Iraq's prime minister says country on tightrope between US and Iran

Patrick Wintour Diplomatic editor
·3 min read
<span>Photograph: Dan Kitwood/Getty Images</span>
Photograph: Dan Kitwood/Getty Images

Iraq’s prime minister, Mustafa al-Kadhimi, has warned that he is being forced into an impossible balancing act between the US and Iran, as he urged Europe to come to the aid of his country’s debt-ridden economy.

Appointed as prime minister in June, Kadhimi – a British citizen and former journalist – came to power after unprecedented street protests over corruption, and has since governed with a simple programme of early elections, better security and preventing the collapse of his oil-dependent economy.

Since taking office he has slowly been making changes to personnel in some security and economic institutions.

Related: Can Iraq's new PM, and the region, escape Suleimani's long shadow?

In a press briefing after meeting the UK prime minister, Boris Johnson, he vowed that elections in Iraq would go ahead on 6 June, promising that “the election date is indisputable and we are committed to it”.

Kadhimi has been accused by some of moving too cautiously, but he told reporters that patience was better than being dragged into bloody chaos and civil war. “1,000 years of discussion is better than one moment of exchange of fire”.

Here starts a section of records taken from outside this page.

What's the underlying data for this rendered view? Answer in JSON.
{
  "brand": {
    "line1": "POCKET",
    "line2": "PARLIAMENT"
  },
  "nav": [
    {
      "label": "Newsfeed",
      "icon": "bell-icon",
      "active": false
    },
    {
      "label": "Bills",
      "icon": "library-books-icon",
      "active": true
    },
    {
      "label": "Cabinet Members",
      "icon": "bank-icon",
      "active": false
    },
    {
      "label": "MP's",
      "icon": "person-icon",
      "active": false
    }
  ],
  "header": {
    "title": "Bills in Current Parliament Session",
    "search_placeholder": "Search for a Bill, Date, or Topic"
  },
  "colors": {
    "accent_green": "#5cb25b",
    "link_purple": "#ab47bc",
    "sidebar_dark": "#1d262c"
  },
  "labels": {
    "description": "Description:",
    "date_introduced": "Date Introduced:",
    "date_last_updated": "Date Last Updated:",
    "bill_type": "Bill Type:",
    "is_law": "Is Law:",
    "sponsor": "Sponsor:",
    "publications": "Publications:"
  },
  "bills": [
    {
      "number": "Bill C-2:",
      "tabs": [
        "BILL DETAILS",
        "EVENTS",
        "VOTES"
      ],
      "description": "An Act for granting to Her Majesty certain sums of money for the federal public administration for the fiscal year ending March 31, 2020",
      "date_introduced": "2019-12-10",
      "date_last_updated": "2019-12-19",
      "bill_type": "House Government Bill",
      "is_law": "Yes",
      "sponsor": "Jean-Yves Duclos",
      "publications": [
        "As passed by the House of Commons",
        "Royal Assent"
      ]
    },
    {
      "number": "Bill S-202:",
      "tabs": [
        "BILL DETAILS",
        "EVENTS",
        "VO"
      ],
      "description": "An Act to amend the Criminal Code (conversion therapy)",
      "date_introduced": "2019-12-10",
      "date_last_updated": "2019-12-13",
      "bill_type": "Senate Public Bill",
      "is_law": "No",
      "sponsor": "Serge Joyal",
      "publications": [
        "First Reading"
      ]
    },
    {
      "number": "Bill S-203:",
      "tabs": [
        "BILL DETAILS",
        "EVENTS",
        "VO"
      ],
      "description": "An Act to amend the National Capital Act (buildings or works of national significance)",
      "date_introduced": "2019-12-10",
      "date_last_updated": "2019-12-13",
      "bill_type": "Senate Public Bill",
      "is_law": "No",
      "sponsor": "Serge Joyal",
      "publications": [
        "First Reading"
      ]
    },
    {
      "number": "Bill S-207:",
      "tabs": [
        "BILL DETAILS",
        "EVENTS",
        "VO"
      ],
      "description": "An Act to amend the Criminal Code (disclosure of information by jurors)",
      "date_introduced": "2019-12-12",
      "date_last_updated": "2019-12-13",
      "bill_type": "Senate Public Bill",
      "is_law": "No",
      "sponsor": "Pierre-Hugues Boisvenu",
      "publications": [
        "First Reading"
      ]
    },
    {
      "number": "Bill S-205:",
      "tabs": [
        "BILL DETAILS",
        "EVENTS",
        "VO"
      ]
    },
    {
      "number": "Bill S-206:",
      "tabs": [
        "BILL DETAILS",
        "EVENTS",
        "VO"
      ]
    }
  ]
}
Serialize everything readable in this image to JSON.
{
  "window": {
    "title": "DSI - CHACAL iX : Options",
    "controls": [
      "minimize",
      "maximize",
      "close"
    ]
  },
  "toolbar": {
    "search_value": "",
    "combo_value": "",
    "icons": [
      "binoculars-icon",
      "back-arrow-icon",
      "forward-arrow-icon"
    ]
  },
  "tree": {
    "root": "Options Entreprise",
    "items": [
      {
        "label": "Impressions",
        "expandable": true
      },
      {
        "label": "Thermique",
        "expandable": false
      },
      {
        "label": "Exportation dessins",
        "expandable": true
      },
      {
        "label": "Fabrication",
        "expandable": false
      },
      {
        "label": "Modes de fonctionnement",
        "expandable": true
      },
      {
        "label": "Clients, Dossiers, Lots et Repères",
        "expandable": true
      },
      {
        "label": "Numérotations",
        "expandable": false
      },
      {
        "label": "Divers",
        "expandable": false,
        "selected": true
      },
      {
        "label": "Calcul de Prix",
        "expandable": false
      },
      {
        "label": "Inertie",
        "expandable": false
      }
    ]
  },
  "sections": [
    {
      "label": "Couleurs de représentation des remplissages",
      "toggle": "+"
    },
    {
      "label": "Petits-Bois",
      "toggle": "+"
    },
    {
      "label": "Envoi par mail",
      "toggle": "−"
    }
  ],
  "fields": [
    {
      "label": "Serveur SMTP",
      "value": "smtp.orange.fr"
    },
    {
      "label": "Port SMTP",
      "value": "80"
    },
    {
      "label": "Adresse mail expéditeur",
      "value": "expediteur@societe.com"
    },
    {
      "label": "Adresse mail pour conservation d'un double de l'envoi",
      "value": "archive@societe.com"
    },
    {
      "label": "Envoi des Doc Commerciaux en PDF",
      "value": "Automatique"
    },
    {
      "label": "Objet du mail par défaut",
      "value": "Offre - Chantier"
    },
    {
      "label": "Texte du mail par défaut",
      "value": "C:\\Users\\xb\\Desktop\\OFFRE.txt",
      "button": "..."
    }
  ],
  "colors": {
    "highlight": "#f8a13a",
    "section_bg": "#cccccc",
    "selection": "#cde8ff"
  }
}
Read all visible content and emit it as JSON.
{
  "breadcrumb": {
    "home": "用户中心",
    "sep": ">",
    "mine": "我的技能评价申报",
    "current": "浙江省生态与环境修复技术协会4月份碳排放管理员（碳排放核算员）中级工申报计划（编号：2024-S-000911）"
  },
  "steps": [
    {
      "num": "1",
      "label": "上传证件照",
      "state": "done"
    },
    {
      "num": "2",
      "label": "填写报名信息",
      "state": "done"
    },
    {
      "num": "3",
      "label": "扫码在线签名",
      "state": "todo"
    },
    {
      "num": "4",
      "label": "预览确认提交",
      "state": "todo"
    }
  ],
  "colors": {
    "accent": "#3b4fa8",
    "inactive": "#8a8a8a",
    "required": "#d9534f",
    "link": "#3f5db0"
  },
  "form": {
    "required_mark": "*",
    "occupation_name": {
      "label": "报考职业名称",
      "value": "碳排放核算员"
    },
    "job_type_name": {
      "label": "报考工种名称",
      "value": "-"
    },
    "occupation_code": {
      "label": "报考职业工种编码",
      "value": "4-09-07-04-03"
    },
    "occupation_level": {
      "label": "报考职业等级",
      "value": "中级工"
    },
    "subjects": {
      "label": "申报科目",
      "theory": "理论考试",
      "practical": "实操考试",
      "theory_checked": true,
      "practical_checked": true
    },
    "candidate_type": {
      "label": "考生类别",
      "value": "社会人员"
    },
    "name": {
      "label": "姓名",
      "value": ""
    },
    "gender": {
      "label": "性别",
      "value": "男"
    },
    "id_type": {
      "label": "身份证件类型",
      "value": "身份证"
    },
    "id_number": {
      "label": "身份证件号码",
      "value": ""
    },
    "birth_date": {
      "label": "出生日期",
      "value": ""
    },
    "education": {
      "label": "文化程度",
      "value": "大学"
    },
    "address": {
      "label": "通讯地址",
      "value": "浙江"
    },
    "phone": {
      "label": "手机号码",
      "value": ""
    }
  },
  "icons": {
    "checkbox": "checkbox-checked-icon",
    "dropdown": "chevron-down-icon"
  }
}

Kadhimi is trying to walk a middle ground between the US and Iran, the two countries jostling for influence inside Iraq. He said: “I am on a rope between two tall buildings. I am not required to walk on the rope, but to ride a bike on the rope. I dance on a daily basis with the snakes but I am looking for a flute to control the snakes.”

Fears that Iraq would become the scene of a military confrontation between the US and Iran ahead of the US presidential election grew when Washington, slowly reduced its 5,000 troops in Iraq, threatening last month to shut its embassy unless the Iraqi government reined in Iran-aligned militias.

But the militias promised to hold a ceasefire if a timetable emerges for the US troop withdrawal.

Kadhimi said after the US elections he would face delicate negotiations over further withdrawals of US troops and the terms on which they would be redeployed. “Everyone is seeking an opportunity for dialogue,” he said. “We are seeking an opportunity to go beyond this sensitive issue and its implications, whoever is in the White House.” But he added the Islamic State still represented a daily threat to Iraq.

At the same time he vowed to bring the Iran-backed militia under control telling reporters “any weapon outside the control of the state will not be allowed”.

On Saturday the central Baghdad offices of the Kurdistan Democratic party were burnt down by loyalists of the Iran-backed Popular Mobilization Units (PMU). At least eight citizens in the Salahuddin province were also just shot allegedly by a pro-Iran militia.

It remains to be seen if his security forces can bring militia such as Asa’ib Ahl Al-Haq and under control, or whether the transfer to state control will be nominal.

He insisted it was lack of jobs, poor health services and corruption that drove these young people to militancy, adding other countries such as Colombia had found a path to demobilise militant groups.

Since coming to power, Kadhimi has published a white paper on dramatic economic reforms that would see a public sector payroll cut from 25% to 12.5% of GDP. He added the country’s political class had grown lazy through its reliance on oil.

In a tour of France, Germany and the UK, he touted the white paper as a signal to overseas investors that he has a serious three- to five-year plan to wean the country off its excessive dependence on oil for state revenues.

Kadhimi is expected to stand in the elections that he hopes could produce a majority for his reform package.